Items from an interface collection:
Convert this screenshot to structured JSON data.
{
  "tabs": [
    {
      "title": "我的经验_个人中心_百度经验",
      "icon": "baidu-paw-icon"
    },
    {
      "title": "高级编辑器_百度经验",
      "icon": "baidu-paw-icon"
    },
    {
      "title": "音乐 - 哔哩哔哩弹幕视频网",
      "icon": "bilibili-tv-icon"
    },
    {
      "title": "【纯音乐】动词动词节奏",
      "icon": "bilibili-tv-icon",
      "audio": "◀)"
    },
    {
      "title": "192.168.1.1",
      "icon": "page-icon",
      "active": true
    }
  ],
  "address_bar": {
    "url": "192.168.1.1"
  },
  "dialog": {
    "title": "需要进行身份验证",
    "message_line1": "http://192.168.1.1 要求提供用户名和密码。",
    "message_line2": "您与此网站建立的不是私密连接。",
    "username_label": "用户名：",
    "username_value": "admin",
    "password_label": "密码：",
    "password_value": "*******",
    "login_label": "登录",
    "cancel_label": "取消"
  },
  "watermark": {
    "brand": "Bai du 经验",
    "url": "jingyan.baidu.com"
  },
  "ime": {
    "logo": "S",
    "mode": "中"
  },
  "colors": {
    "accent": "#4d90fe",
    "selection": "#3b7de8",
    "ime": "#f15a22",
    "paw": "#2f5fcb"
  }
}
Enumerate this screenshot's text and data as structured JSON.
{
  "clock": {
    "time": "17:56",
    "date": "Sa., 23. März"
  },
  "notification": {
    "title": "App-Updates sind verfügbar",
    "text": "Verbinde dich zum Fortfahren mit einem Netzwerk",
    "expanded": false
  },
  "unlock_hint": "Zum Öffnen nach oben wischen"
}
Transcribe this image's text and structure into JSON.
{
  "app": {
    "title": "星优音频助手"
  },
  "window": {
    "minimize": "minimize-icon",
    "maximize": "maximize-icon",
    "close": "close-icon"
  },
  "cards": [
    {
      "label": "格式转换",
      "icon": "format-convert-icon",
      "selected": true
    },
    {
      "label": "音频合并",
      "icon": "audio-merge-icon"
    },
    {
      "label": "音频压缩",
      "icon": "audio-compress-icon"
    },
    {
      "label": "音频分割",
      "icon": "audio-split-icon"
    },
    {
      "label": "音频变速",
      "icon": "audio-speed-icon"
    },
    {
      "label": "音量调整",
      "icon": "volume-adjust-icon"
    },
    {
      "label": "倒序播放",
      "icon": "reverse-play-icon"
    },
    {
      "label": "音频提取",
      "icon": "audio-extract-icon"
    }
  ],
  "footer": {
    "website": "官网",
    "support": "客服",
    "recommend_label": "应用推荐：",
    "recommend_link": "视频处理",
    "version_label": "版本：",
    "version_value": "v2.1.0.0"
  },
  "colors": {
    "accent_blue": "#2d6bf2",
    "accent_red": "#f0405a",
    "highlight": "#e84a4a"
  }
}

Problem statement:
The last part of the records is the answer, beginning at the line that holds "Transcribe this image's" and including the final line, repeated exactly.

Reply to the task:
Transcribe this image's text and structure into JSON.
{
  "app": {
    "title": "星优音频助手"
  },
  "window": {
    "minimize": "minimize-icon",
    "maximize": "maximize-icon",
    "close": "close-icon"
  },
  "cards": [
    {
      "label": "格式转换",
      "icon": "format-convert-icon",
      "selected": true
    },
    {
      "label": "音频合并",
      "icon": "audio-merge-icon"
    },
    {
      "label": "音频压缩",
      "icon": "audio-compress-icon"
    },
    {
      "label": "音频分割",
      "icon": "audio-split-icon"
    },
    {
      "label": "音频变速",
      "icon": "audio-speed-icon"
    },
    {
      "label": "音量调整",
      "icon": "volume-adjust-icon"
    },
    {
      "label": "倒序播放",
      "icon": "reverse-play-icon"
    },
    {
      "label": "音频提取",
      "icon": "audio-extract-icon"
    }
  ],
  "footer": {
    "website": "官网",
    "support": "客服",
    "recommend_label": "应用推荐：",
    "recommend_link": "视频处理",
    "version_label": "版本：",
    "version_value": "v2.1.0.0"
  },
  "colors": {
    "accent_blue": "#2d6bf2",
    "accent_red": "#f0405a",
    "highlight": "#e84a4a"
  }
}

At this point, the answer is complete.